Saturday, August 31, 2019
One of the best-remembered sections of The Vindicator was its Rotogravure section.
The section was called “the Brown Section” because sepia tone was used to print it. Sepia toning was used by newspapers across the country as a specialized treatment to give a black-and-white photographic print a warmer tone.
Nov. 7, 1926: The Vindicator printed its first Rotogravure section.
1936: The Rotogravure becomes one of the featured sections of The Vindicator’s Sunday paper.
April 8, 1945: Rotogravure featured pictures of Mahoning Valley residents attending or leaving Easter Sunday services. The also was a photo essay on the battle of Iwo Jima during World War II’s Pacific Theater.
May 16, 1954: A feature on the fight for control of the New York Central Railroad; several photos on the sixth anniversary of the nation of Israel; and photos of a USO show at Youngstown Municipal Airport.
July 15, 1956: A feature on NBC Television spending six days in Youngstown to film a segment for its “Home” show of people living and working in the city, a symbol of “American in transition.”
Aug. 23, 1965: Photo essay of the historic Harvey S. Firestone homestead on state Route 14 east of Columbiana. There also were several photos of highway construction along Interstate 80 south that will carry traffic between Youngstown east to Akron and the sprawling General Motors plant at Lordstown in the west.
Oct. 6, 1968: Photo essay on construction work on a 4.8-mile section of state Route 11 east to the south of Lisbon. Route 11 runs north-south from Lake Erie in Ashtabula County to the Ohio River in Columbiana County.
1970s: The Rotogravure begins printing color pictures. The section is now called the Pictorial Section.

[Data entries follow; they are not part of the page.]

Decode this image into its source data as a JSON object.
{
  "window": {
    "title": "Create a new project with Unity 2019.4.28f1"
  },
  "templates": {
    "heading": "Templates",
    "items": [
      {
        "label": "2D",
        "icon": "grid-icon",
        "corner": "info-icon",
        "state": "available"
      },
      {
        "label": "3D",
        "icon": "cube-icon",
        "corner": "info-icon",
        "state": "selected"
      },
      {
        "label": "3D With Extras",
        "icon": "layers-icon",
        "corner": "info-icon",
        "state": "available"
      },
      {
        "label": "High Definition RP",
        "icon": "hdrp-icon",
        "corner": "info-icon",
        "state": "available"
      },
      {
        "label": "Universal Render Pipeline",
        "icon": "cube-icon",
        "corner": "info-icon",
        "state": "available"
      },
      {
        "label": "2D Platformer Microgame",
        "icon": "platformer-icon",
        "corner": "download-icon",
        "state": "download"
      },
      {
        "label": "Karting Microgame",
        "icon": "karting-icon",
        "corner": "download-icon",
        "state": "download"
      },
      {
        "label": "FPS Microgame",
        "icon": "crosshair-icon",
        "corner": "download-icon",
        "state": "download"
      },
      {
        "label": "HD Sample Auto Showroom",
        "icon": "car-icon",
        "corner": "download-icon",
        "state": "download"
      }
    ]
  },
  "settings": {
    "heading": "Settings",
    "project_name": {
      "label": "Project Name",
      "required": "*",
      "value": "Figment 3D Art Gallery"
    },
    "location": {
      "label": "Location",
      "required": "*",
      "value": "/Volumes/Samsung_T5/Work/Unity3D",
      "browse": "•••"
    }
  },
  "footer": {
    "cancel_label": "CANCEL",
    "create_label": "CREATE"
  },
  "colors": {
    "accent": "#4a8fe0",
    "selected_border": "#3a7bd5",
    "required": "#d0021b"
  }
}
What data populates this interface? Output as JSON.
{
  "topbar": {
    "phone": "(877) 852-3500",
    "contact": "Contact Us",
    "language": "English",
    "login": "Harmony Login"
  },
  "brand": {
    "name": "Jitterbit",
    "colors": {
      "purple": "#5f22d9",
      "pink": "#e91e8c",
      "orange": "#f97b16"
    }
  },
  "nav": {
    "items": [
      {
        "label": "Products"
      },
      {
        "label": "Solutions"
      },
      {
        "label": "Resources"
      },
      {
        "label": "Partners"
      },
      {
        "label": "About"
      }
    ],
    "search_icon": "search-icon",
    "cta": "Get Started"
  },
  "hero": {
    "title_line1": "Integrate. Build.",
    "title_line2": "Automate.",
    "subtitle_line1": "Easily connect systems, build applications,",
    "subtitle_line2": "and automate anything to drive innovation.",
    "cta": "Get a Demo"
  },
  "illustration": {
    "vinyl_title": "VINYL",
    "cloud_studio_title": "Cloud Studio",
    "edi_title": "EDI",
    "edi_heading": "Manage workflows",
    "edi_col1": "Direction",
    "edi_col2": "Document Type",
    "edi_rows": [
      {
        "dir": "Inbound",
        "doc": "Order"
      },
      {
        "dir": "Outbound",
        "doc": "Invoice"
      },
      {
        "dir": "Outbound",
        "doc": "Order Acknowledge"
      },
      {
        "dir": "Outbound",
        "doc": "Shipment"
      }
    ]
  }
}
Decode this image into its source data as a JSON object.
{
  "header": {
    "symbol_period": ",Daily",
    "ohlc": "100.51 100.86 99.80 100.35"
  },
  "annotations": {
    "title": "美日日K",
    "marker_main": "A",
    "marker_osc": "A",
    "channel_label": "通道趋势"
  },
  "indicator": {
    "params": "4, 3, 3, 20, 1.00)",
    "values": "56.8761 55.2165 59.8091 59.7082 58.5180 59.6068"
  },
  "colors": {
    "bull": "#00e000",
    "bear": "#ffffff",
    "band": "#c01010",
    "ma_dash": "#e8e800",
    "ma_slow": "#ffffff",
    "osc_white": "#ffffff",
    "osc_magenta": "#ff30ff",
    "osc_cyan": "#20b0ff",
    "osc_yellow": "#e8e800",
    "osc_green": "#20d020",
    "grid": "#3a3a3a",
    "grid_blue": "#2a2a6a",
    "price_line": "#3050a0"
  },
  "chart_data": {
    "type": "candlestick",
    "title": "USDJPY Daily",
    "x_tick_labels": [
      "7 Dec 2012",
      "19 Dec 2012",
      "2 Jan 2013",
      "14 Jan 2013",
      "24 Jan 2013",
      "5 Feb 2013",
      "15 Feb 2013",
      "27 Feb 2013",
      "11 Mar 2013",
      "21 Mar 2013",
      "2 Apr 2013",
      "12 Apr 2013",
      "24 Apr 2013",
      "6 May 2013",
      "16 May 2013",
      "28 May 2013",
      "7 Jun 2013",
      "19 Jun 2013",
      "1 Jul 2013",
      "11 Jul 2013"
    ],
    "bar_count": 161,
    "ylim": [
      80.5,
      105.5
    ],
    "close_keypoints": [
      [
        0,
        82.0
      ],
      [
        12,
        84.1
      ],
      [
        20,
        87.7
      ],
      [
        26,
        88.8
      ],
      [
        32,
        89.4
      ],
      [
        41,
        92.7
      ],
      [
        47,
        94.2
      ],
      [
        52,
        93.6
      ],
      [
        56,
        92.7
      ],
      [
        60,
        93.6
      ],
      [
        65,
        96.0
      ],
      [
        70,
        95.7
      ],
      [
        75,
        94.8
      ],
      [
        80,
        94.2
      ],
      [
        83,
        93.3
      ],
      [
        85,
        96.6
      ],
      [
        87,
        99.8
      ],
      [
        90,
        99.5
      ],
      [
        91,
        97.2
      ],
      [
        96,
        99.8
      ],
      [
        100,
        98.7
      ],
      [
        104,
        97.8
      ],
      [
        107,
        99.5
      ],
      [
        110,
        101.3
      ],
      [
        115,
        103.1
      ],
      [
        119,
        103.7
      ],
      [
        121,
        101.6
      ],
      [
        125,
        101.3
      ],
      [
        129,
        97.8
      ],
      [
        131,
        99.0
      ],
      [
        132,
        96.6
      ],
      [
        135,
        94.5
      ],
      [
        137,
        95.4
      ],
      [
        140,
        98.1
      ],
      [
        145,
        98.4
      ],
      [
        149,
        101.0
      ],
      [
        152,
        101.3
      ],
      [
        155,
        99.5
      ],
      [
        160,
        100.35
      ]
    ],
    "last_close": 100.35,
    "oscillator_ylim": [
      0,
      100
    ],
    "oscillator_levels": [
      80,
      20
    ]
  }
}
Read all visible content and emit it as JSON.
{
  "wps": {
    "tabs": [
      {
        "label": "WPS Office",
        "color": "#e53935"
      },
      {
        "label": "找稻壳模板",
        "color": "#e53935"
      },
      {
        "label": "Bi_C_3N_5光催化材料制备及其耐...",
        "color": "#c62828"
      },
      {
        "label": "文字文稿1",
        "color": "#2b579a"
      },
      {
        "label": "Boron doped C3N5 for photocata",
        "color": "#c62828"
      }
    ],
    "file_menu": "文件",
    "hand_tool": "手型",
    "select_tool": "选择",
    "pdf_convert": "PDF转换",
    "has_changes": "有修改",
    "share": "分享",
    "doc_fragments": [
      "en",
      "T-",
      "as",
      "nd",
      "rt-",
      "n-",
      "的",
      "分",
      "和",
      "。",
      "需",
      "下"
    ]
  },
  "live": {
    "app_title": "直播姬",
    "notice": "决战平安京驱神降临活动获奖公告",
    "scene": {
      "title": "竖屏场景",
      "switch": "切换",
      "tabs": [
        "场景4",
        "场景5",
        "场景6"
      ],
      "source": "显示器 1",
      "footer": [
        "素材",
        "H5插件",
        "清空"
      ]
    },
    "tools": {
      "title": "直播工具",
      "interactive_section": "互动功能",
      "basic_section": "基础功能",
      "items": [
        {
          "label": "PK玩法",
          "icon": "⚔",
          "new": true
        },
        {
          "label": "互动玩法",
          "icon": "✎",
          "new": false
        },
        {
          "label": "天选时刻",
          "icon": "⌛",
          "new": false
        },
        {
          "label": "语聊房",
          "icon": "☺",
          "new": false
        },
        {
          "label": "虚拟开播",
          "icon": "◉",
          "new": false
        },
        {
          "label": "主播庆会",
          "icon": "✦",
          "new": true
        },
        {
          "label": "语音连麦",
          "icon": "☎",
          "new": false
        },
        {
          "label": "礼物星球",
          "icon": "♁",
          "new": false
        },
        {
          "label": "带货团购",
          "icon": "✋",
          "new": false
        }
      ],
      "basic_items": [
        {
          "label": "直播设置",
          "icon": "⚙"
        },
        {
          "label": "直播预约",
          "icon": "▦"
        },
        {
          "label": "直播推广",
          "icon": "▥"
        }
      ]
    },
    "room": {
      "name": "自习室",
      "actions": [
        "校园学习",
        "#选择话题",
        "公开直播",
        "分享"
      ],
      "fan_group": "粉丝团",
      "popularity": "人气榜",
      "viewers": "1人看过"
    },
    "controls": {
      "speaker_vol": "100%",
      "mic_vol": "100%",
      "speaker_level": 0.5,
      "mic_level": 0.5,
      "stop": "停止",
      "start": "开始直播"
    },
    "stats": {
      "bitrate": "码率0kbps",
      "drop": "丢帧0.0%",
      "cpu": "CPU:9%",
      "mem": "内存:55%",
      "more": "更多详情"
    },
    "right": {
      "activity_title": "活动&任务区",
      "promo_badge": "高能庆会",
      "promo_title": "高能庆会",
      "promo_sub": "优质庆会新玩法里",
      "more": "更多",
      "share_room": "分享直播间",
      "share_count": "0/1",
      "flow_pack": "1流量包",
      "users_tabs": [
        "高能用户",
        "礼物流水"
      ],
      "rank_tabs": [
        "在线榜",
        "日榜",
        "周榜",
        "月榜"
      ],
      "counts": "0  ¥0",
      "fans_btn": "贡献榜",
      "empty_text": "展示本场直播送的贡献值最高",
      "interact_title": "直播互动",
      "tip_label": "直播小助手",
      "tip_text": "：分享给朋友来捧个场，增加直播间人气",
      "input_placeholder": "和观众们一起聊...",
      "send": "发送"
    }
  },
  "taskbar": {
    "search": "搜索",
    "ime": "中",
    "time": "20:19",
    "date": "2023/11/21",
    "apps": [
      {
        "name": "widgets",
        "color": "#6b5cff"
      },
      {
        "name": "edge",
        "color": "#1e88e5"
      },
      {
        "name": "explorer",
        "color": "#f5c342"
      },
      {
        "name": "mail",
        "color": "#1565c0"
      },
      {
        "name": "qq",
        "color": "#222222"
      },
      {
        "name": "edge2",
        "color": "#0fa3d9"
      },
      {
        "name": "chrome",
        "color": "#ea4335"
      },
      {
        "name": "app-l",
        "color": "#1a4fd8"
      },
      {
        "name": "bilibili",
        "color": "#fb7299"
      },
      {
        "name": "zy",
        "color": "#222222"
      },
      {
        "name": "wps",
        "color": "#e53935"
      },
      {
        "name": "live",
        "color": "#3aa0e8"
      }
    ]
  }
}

May 6, 1973: Photo essay by Vindicator photographer Lloyd R. Jones on Youngstown police handling a burglary-in-progress call. United Press International sends a photo feature on the public life of Academy Award-winner Marlon Brando.
May 13, 1973: Photo essay by Vindicator photographer Edward A. Shuba on the world’s largest “can opener” invented by Mike Ramun, owner of Allied Erecting and Dismantling on Poland Avenue in Youngstown. The patented device, suspended from a tall boom on a crane weighted with a wrecking ball, could cut and sheer tall metal containers, such as storage tanks, where the metal could be removed by ground crews.
Jan. 8, 1978: Photo essay by Jones of American artist Alfred Leslie when he arrived as the first artist-in-residence at Youngstown State University. The section also featured photos of Jennifer Hanuschak of Austintown and her parents. Jennifer was the local March of Dimes poster child.
Jan. 15, 1978: Photo essay on Nigerian clothing and artifacts by Martha McSwain of Farrell, Pa., a former Youngstown teacher. McSwain brought to the area a Nigerian woman, Francisca Alama, who helped local residents learn more about African customs.
June 9, 1985: Photo essay on Canfield’s Cynthia Irene Peters and her reign as Ohio’s Junior Miss. She would go on to compete in Mobile, Ala., that year for the America Junior Miss title.
Feb. 16, 1986: Photo essay on bridal designer Demetrios James Elias, who came to Warren 15 years ago from Greece. He was the name behind Ilissa Bridal of New York, with several outlets in the U.S. and Canada. He attended Warren Harding High School and then YSU.
July 1986: The last Rotogravure section is printed, featuring how The Vindicator is put together. It features photos of personnel in the newsroom, mailroom, press room and advertising department.